Not only does orgasm activate the pleasure center, it also causes our minds to temporarily “lose Continue reading
A Critique of the Concept of Quasi-Physicalism in Akan Philosophy
MOHAMMED MAJEED, African Studies Quarterly | Volume 14, Issues 1 & 2| November 2013
The philosophical ideas of any culture, including the Akan, may be obtained from the language, beliefs, and practices of that culture. In this regard, an examination of some Akan cultural beliefs and language should aid in the understanding of the Akan concept of a person. In Akan language, the human body is referred to as honam, but there are two other expressions, ōkra and sunsum, which, together with honam, seem to suggest belief in the existence of two distinct components of the human being.

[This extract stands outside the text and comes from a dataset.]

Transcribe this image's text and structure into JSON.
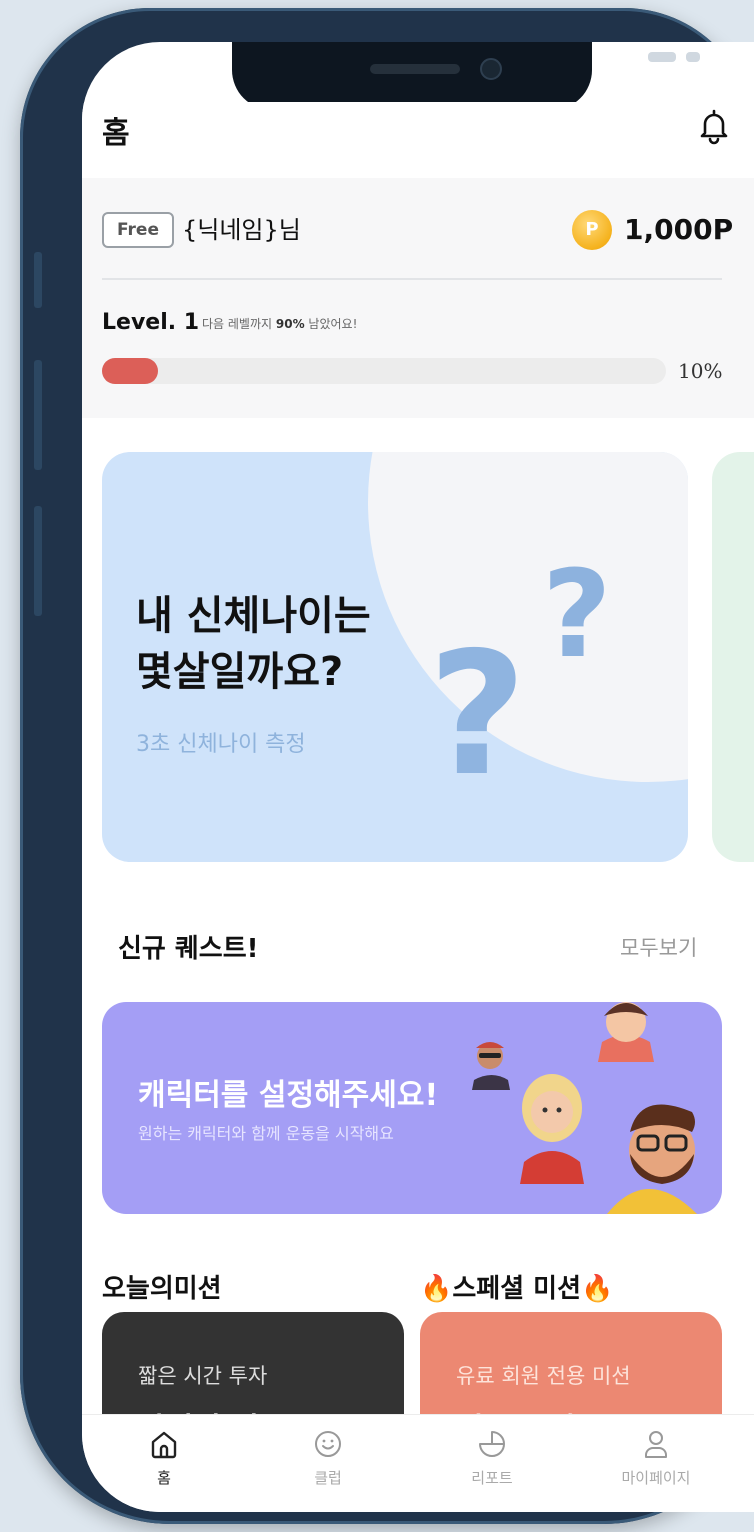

These expressions are sometimes translated as “soul or mind” and “spirit’ respectively and designated as being spiritual.
Akan thinkers who hold spiritual conceptions of these entities include Asare Opoku, Peter Sarpong, and Kwame Gyekye.1 Even though Sarpong, for instance, correctly translates sunsum as “spirit,” he nonetheless sees it as deriving from the father—an error that Gyekye points out.2 It is also held in Akan thought that the ōkra does not, just like the sunsum, form part of the brain or the body Continue reading